Records for the task:
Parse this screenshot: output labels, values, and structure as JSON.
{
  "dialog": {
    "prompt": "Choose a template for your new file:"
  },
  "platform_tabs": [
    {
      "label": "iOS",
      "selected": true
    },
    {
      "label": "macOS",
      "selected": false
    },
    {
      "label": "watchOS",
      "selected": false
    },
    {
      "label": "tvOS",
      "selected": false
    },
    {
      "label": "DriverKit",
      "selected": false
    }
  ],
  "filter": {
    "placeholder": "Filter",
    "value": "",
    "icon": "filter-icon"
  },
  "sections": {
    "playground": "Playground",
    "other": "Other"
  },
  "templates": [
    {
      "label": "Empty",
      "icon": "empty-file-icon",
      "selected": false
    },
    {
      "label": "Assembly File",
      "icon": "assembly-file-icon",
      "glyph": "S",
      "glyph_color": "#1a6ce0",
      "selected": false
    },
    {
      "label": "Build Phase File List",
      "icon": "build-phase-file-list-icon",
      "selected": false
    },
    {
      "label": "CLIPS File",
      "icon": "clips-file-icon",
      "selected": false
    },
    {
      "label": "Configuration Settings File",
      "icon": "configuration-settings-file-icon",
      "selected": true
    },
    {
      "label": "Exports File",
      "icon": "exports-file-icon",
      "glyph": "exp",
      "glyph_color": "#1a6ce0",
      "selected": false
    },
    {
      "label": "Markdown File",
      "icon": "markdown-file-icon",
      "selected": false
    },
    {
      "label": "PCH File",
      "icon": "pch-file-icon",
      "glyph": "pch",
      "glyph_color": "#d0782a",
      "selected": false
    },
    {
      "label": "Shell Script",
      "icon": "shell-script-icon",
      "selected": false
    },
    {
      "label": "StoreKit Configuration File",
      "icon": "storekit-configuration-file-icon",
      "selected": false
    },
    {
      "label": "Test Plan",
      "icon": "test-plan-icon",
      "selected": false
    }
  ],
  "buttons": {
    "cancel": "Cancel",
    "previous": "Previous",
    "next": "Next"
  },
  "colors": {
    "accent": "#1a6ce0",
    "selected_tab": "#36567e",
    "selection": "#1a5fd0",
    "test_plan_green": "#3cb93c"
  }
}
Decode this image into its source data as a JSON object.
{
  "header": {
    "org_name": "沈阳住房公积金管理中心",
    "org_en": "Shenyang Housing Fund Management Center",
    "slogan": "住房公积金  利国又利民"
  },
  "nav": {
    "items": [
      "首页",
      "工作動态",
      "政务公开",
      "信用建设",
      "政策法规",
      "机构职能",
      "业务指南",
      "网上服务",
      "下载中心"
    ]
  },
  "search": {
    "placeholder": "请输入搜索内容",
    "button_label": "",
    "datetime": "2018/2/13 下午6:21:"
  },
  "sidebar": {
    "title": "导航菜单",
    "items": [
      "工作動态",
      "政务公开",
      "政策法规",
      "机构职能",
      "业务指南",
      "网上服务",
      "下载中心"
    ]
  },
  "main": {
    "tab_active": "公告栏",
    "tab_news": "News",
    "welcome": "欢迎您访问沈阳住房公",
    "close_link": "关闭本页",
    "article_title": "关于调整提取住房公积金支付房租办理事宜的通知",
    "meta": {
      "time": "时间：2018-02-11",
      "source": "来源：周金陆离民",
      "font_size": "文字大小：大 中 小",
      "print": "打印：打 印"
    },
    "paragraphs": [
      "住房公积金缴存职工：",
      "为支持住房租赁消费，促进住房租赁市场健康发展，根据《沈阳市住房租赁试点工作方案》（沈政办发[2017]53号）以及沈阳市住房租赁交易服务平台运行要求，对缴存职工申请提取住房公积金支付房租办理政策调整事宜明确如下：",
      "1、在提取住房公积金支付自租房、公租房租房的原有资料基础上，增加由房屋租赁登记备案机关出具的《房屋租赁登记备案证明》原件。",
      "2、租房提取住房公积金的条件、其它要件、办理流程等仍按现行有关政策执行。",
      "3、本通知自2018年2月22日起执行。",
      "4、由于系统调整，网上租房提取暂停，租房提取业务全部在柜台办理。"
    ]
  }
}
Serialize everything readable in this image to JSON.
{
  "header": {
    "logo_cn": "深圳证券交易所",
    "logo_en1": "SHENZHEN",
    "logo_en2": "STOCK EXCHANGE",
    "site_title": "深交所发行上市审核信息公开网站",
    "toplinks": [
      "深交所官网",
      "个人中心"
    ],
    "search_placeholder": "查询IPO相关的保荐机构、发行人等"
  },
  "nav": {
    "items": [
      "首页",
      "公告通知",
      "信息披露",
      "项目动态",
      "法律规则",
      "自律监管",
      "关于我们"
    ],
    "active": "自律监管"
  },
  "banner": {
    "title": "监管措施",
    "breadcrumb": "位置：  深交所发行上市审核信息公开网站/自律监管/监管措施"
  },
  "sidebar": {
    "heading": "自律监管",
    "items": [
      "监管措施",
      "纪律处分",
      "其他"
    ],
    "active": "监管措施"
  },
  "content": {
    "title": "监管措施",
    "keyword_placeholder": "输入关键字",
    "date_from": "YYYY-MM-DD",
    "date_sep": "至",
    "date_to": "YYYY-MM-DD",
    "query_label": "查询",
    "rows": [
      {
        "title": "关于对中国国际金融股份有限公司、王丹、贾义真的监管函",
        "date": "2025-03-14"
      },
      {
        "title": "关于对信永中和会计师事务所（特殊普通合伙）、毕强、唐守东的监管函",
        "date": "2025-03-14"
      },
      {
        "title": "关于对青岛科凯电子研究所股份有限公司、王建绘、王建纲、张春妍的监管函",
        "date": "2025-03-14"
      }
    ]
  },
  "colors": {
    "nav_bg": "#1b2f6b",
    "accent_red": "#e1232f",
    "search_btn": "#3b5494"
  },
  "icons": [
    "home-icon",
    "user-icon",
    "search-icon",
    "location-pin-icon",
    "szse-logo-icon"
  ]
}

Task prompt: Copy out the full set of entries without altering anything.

Task solution:
Parse this screenshot: output labels, values, and structure as JSON.
{
  "dialog": {
    "prompt": "Choose a template for your new file:"
  },
  "platform_tabs": [
    {
      "label": "iOS",
      "selected": true
    },
    {
      "label": "macOS",
      "selected": false
    },
    {
      "label": "watchOS",
      "selected": false
    },
    {
      "label": "tvOS",
      "selected": false
    },
    {
      "label": "DriverKit",
      "selected": false
    }
  ],
  "filter": {
    "placeholder": "Filter",
    "value": "",
    "icon": "filter-icon"
  },
  "sections": {
    "playground": "Playground",
    "other": "Other"
  },
  "templates": [
    {
      "label": "Empty",
      "icon": "empty-file-icon",
      "selected": false
    },
    {
      "label": "Assembly File",
      "icon": "assembly-file-icon",
      "glyph": "S",
      "glyph_color": "#1a6ce0",
      "selected": false
    },
    {
      "label": "Build Phase File List",
      "icon": "build-phase-file-list-icon",
      "selected": false
    },
    {
      "label": "CLIPS File",
      "icon": "clips-file-icon",
      "selected": false
    },
    {
      "label": "Configuration Settings File",
      "icon": "configuration-settings-file-icon",
      "selected": true
    },
    {
      "label": "Exports File",
      "icon": "exports-file-icon",
      "glyph": "exp",
      "glyph_color": "#1a6ce0",
      "selected": false
    },
    {
      "label": "Markdown File",
      "icon": "markdown-file-icon",
      "selected": false
    },
    {
      "label": "PCH File",
      "icon": "pch-file-icon",
      "glyph": "pch",
      "glyph_color": "#d0782a",
      "selected": false
    },
    {
      "label": "Shell Script",
      "icon": "shell-script-icon",
      "selected": false
    },
    {
      "label": "StoreKit Configuration File",
      "icon": "storekit-configuration-file-icon",
      "selected": false
    },
    {
      "label": "Test Plan",
      "icon": "test-plan-icon",
      "selected": false
    }
  ],
  "buttons": {
    "cancel": "Cancel",
    "previous": "Previous",
    "next": "Next"
  },
  "colors": {
    "accent": "#1a6ce0",
    "selected_tab": "#36567e",
    "selection": "#1a5fd0",
    "test_plan_green": "#3cb93c"
  }
}
Decode this image into its source data as a JSON object.
{
  "header": {
    "org_name": "沈阳住房公积金管理中心",
    "org_en": "Shenyang Housing Fund Management Center",
    "slogan": "住房公积金  利国又利民"
  },
  "nav": {
    "items": [
      "首页",
      "工作動态",
      "政务公开",
      "信用建设",
      "政策法规",
      "机构职能",
      "业务指南",
      "网上服务",
      "下载中心"
    ]
  },
  "search": {
    "placeholder": "请输入搜索内容",
    "button_label": "",
    "datetime": "2018/2/13 下午6:21:"
  },
  "sidebar": {
    "title": "导航菜单",
    "items": [
      "工作動态",
      "政务公开",
      "政策法规",
      "机构职能",
      "业务指南",
      "网上服务",
      "下载中心"
    ]
  },
  "main": {
    "tab_active": "公告栏",
    "tab_news": "News",
    "welcome": "欢迎您访问沈阳住房公",
    "close_link": "关闭本页",
    "article_title": "关于调整提取住房公积金支付房租办理事宜的通知",
    "meta": {
      "time": "时间：2018-02-11",
      "source": "来源：周金陆离民",
      "font_size": "文字大小：大 中 小",
      "print": "打印：打 印"
    },
    "paragraphs": [
      "住房公积金缴存职工：",
      "为支持住房租赁消费，促进住房租赁市场健康发展，根据《沈阳市住房租赁试点工作方案》（沈政办发[2017]53号）以及沈阳市住房租赁交易服务平台运行要求，对缴存职工申请提取住房公积金支付房租办理政策调整事宜明确如下：",
      "1、在提取住房公积金支付自租房、公租房租房的原有资料基础上，增加由房屋租赁登记备案机关出具的《房屋租赁登记备案证明》原件。",
      "2、租房提取住房公积金的条件、其它要件、办理流程等仍按现行有关政策执行。",
      "3、本通知自2018年2月22日起执行。",
      "4、由于系统调整，网上租房提取暂停，租房提取业务全部在柜台办理。"
    ]
  }
}
Serialize everything readable in this image to JSON.
{
  "header": {
    "logo_cn": "深圳证券交易所",
    "logo_en1": "SHENZHEN",
    "logo_en2": "STOCK EXCHANGE",
    "site_title": "深交所发行上市审核信息公开网站",
    "toplinks": [
      "深交所官网",
      "个人中心"
    ],
    "search_placeholder": "查询IPO相关的保荐机构、发行人等"
  },
  "nav": {
    "items": [
      "首页",
      "公告通知",
      "信息披露",
      "项目动态",
      "法律规则",
      "自律监管",
      "关于我们"
    ],
    "active": "自律监管"
  },
  "banner": {
    "title": "监管措施",
    "breadcrumb": "位置：  深交所发行上市审核信息公开网站/自律监管/监管措施"
  },
  "sidebar": {
    "heading": "自律监管",
    "items": [
      "监管措施",
      "纪律处分",
      "其他"
    ],
    "active": "监管措施"
  },
  "content": {
    "title": "监管措施",
    "keyword_placeholder": "输入关键字",
    "date_from": "YYYY-MM-DD",
    "date_sep": "至",
    "date_to": "YYYY-MM-DD",
    "query_label": "查询",
    "rows": [
      {
        "title": "关于对中国国际金融股份有限公司、王丹、贾义真的监管函",
        "date": "2025-03-14"
      },
      {
        "title": "关于对信永中和会计师事务所（特殊普通合伙）、毕强、唐守东的监管函",
        "date": "2025-03-14"
      },
      {
        "title": "关于对青岛科凯电子研究所股份有限公司、王建绘、王建纲、张春妍的监管函",
        "date": "2025-03-14"
      }
    ]
  },
  "colors": {
    "nav_bg": "#1b2f6b",
    "accent_red": "#e1232f",
    "search_btn": "#3b5494"
  },
  "icons": [
    "home-icon",
    "user-icon",
    "search-icon",
    "location-pin-icon",
    "szse-logo-icon"
  ]
}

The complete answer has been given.